When it comes to bar culture, we’re tryna break free from the norm. We’re all about the experience, the process rather than product. I mean, we can sell one type of beer and a gin and tonic, and that’s it. That means, I want my bar culture to be about culture first, and then the bar.
What’s up with these bars now?
The Belarus spot, unfortunately, had to shut down. That place had a bunch of problems. The biggie was the people who invested in it. One of them has quit completely and the other went full dictator mode – always paranoid, trying to accuse someone of stealing or some shady business.
But the thing is, he just couldn’t face facts. The country was completely f*cked, in a total economic and social crisis like a neverending downward spiral of nothing but revenue drop, falling profits, the fall of everything, basically.
That’s 50% of the story of why we’ve closed the Minsk-based bar. The other 50%? The war, of course. Paying taxes to a country that backed the invasion of Ukraine? This thought alone could drive me crazy. Our team wanted to keep things running a bit longer, which I get. I’m sorry if they were relying on this job, but it was the only possible decision.
The Kyiv bar still works, chugging along at zero profit. But it pays salaries and raises funds for the Ukrainian army. That’s a big win. We were about to close ‘Karma Kyiv’ a few times and I was thinking about giving up on it myself. But our team, especially our partner Sasha Gaikovich, held down the fort in Kyiv, almost solo. Without those people, nothing would’ve happened. And now ‘Karma Kyiv’ looks exactly how we envisioned it originally.
The bars in Warsaw and Gdansk are up and running, as you can see.
We heard there are franchises and projects that operate both in Belarus and abroad since the war started. Can you tell us about that?
Well, our emigrant community kinda splits when it comes to the new businesses emerging. There are those tied to Belarus only emotionally and those who still have business there. And that brings up a pretty big ethical dilemma. Some want to keep their businesses going in Belarus, no matter how tough things are now. But they don’t actually want to live there. They want a calm easy life somewhere else.
And here’s the kicker – so you think you can pay taxes in the aggressor state, do your business “legally” there, and still live it up in Poland? How ethical is it to run a business in an occupied country and enjoy life in free Europe?
Looks like an attempt to sit on both chairs. But the thing is that it’s impossible. You gotta make a choice either to stay and do business in Belarus or move to Poland and shut down your business in Belarus.

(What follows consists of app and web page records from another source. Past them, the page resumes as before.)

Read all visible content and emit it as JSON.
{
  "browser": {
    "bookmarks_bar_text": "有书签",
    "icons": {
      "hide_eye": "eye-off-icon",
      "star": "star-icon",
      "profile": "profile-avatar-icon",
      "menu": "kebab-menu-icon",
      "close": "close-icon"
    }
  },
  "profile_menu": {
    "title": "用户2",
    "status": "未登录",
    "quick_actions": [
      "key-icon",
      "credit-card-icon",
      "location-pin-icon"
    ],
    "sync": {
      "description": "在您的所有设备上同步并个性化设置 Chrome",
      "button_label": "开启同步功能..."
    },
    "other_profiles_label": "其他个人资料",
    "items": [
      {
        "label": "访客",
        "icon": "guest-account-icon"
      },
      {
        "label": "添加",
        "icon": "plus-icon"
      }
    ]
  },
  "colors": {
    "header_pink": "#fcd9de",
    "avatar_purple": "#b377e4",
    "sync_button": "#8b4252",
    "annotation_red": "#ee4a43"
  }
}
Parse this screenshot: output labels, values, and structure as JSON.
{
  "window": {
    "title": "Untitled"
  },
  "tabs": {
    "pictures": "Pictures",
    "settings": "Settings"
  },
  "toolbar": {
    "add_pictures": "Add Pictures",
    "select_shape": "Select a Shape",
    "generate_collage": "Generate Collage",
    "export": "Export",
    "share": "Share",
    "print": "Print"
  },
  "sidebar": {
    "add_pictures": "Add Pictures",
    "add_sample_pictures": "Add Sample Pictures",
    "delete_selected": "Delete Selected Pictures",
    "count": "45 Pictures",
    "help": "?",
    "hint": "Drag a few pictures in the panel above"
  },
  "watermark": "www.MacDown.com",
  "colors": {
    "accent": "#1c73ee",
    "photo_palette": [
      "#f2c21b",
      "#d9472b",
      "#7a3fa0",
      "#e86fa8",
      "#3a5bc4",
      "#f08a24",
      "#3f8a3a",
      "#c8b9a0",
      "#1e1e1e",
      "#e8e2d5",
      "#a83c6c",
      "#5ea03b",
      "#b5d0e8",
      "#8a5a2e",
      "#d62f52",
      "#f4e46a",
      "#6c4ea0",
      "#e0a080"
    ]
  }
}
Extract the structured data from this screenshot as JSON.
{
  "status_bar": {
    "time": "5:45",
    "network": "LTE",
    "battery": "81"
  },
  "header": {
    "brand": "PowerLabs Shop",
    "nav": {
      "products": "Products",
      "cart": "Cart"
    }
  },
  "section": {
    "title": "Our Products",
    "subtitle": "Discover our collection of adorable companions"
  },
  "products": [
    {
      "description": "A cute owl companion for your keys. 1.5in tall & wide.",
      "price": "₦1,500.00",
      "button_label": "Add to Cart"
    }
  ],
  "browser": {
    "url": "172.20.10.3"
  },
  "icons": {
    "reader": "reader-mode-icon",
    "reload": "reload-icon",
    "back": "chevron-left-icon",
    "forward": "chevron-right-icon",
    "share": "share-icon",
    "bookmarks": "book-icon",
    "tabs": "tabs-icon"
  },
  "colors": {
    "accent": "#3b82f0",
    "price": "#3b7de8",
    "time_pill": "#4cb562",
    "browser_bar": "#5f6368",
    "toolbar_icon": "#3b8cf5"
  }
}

This isn’t just my personal opinion, it’s the team’s and the wider Karma community’s stance. Ask any Ukrainian who hangs out in our bar. Their response might be less polite. I can’t really say anything to those who’ve stayed put in Belarus. But if you decide to move, then please move. Even McDonald’s packed up and left the place.
My homeland is basically in the clutches of fascists – fighter jets taking off, missiles flying, troops invading. Meanwhile, you can still run your business in that country, hit up parties, and dine in swanky restaurants. Live somewhere else where there’s no political persecution and war while passively supporting the murderous regime that involved the country in the war and takes its people captive. Do I get this right?
Honestly, it’s super irresponsible to back the regime but pretend you don’t. That’s simply about dodging responsibility and that’s not gonna work. Today, everyone needs to have a thought-out stance and valid arguments. Such projects will just fizzle out in the long run. A product that’s missing an emotional spark can’t really compete in the market, especially in the bar scene.
I get it, there are reasons for staying in Belarus: founders, debts, staff. But if you’re puffing cigars and sipping martinis here, in Warsaw, while earning money and paying taxes there, in Belarus, then what’s the point?
Any entertainment thing in Russia and Belarus now legitimizes those bloody regimes.